Rice University researchers developed the single-nanoparticle OPA by generating a surface plasmon-enhanced difference frequency by integrating a nonlinear optical medium, BaTiO3, in nanocrystalline form within a plasmonic nanocavity.

These nanoengineered composite structures provided large enhancements of the confined fields and efficient coupling of the wavelength-converted idler radiation to the far-field. The result was a nanocomplex that worked as a nanoscale tunable IR light source.

There are intrinsic inefficiencies in the OPA process, but we were able to make up for these by designing a surface plasmon with triple resonances at the pump, signal and idler frequencies,” said researcher Yu Zhang. “The strategy allowed us to demonstrate tunable emission over a range of IR frequencies — an important potential step for further development of the technology.

Parametric amplification has been used for decades in microelectronics.

Optical parametric amplifiers operate with light rather than electricity,” said research director Naomi Halas. “In OPAs, a strong pump light dramatically amplifies a weak ‘seed’ signal and generates an idler light at the same time. In our case, the pump and signal frequencies are visible, and the idler is infrared.

While the pump laser in Rice’s device has a fixed wavelength, both the signal and idler frequencies are tunable. The researchers believe it’s the first instance of a tunable nanoscale IR light source. Commercially available tunable IR OPA light sources cost around $100,000 and have a large footprint; the Rice device is about 400 nm in diameter. Zhang said that shrinking an infrared light source to such a small scale may open doors to new kinds of chemical sensing and molecular imaging that are not possible with today’s nanoscale IR spectroscopy.

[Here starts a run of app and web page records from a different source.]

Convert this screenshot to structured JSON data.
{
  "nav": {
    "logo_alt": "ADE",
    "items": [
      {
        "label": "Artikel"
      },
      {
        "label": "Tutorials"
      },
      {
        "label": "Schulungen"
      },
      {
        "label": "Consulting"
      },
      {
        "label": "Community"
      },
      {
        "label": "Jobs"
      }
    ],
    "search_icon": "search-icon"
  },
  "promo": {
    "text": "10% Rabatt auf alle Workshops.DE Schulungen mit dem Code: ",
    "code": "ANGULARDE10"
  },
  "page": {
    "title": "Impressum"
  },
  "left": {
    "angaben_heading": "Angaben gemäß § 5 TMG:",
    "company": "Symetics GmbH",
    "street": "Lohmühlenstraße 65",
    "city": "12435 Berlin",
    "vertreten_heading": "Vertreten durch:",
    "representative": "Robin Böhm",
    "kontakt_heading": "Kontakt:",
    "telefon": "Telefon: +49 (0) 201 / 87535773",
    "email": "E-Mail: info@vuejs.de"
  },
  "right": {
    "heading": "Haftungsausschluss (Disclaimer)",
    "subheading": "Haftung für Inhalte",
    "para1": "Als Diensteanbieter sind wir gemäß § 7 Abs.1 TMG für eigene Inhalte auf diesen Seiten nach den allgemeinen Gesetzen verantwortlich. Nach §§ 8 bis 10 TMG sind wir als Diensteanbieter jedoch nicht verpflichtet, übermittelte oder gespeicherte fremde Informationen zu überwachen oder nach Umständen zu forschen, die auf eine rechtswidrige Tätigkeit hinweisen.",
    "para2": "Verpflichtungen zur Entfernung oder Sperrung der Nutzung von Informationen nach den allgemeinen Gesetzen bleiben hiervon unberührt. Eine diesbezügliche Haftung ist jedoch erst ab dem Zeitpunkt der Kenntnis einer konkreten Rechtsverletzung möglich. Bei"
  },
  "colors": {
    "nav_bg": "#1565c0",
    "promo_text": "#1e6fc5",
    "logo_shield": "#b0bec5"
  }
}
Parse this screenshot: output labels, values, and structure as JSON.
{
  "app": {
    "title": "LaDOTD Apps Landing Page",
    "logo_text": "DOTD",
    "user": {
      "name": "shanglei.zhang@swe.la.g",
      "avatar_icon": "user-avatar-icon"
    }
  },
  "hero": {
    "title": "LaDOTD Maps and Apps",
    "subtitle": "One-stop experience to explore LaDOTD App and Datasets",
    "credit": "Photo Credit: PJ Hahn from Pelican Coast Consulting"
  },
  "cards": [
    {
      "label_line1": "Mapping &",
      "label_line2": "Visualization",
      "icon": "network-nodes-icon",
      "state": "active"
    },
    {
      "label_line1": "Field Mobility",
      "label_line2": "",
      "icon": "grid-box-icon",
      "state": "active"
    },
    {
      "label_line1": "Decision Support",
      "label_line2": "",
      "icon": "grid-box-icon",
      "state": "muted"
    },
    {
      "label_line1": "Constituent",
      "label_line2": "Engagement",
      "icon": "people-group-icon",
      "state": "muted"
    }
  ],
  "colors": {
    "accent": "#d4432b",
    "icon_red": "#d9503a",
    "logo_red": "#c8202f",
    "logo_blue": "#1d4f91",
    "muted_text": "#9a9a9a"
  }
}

The research was published in Nano Letters (doi: 10.1021/acs.nanolett.6b01095).